The following study shows the potential of CFD tools when proposing design alternatives in heat exchangers.
The equipment to be studied is a shell-tube exchanger, in which the shell is fully specified.
The fluids to be used are also fully specified, in this case being water (cold fluid) and oil (hot fluid). The water circulates through the casing and the oil through the interior of the tubes. The oil is at an inlet temperature of 200ºC, while the water enters the system at a temperature of 30ºC. The total inlet flow of each fluid is another of the study’s operating requirements.
The equipment must heat the water up to 55ºC. Since the available oil flow rate is imposed and the casing is fixed, the only way to increase this temperature as much as possible is to increase the heat transfer area between the two fluids. This implies planning the design of the tubes in such a way as to maximize said area, which can be done by changing their morphology, adding accessory elements or increasing the number of tubes themselves. This study focuses on the last possibility, with the main objective of finding out what number of tubes allows the water to be heated to the desired temperature.
Since a priori a direct relationship between the number of tubes and temperature is not known, three alternatives will be evaluated: the use of 18, 32 and 64 tubes. The greater the number of tubes, the smaller the passage area per tube, but the greater the heat transfer area between the tubes and the shell.

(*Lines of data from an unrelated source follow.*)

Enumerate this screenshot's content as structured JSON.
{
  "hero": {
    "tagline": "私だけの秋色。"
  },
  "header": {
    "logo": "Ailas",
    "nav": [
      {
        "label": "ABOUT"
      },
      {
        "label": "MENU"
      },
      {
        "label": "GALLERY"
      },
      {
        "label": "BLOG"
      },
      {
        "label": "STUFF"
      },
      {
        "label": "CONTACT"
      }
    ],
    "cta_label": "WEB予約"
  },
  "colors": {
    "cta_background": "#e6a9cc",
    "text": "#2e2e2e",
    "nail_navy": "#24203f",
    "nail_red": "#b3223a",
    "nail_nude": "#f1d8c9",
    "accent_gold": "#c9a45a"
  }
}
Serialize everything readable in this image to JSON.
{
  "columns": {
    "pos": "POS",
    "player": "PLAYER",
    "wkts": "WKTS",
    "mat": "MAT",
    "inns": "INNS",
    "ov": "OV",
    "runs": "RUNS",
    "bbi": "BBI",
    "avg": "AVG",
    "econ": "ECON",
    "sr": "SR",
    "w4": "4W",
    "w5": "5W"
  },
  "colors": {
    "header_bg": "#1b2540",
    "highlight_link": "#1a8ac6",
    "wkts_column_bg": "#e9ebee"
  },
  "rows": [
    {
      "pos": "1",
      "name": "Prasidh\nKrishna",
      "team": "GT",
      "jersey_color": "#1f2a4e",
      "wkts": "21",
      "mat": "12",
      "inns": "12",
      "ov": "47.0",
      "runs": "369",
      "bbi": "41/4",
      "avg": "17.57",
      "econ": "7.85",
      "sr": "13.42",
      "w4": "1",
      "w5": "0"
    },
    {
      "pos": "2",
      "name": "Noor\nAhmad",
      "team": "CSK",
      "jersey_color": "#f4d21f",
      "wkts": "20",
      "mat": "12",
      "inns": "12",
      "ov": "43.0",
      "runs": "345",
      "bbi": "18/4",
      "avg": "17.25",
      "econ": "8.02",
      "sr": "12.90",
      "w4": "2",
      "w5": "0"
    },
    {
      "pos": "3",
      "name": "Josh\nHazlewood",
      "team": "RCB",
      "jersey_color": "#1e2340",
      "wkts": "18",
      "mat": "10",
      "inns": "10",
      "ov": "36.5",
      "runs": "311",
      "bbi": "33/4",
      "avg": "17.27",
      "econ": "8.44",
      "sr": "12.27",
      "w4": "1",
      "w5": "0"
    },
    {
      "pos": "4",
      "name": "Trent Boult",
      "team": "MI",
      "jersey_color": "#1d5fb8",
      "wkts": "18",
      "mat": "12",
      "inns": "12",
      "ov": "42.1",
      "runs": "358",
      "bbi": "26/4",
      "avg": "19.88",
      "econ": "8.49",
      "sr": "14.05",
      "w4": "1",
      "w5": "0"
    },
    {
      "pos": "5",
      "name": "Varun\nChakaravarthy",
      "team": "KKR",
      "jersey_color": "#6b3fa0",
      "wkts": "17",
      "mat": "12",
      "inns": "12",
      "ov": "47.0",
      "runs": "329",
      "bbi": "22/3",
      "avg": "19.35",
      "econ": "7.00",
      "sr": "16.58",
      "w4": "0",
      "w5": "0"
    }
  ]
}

The simulation is carried out in OpenFOAM version 8 software, using the “chtMultiRegionFoam” solver. In it, three different regions have been simulated: volume of cold fluid, volume of hot and solid fluid (tubes). The casing is not taken into account in this simulation since the equipment will be assumed to be adiabatic.
The results table is shown below with the inlet and outlet temperatures of each fluid.
As can be seen, it is necessary to use 64 tubes if we want to reach the target temperature (55 ºC).
In this analysis, only the increase in the number of tubes, which already had a certain morphology, has been considered. However, the CFD would also make it possible to study the use of different types of tubes (corrugated, for example), the use of a greater or lesser number of baffles in such a way as to modify the oil flow pattern inside the casing, etc.
If you are interested in knowing how to prepare this type of simulations with heat transfer in OpenFOAM, you can visit our series of tutorials on how to do it.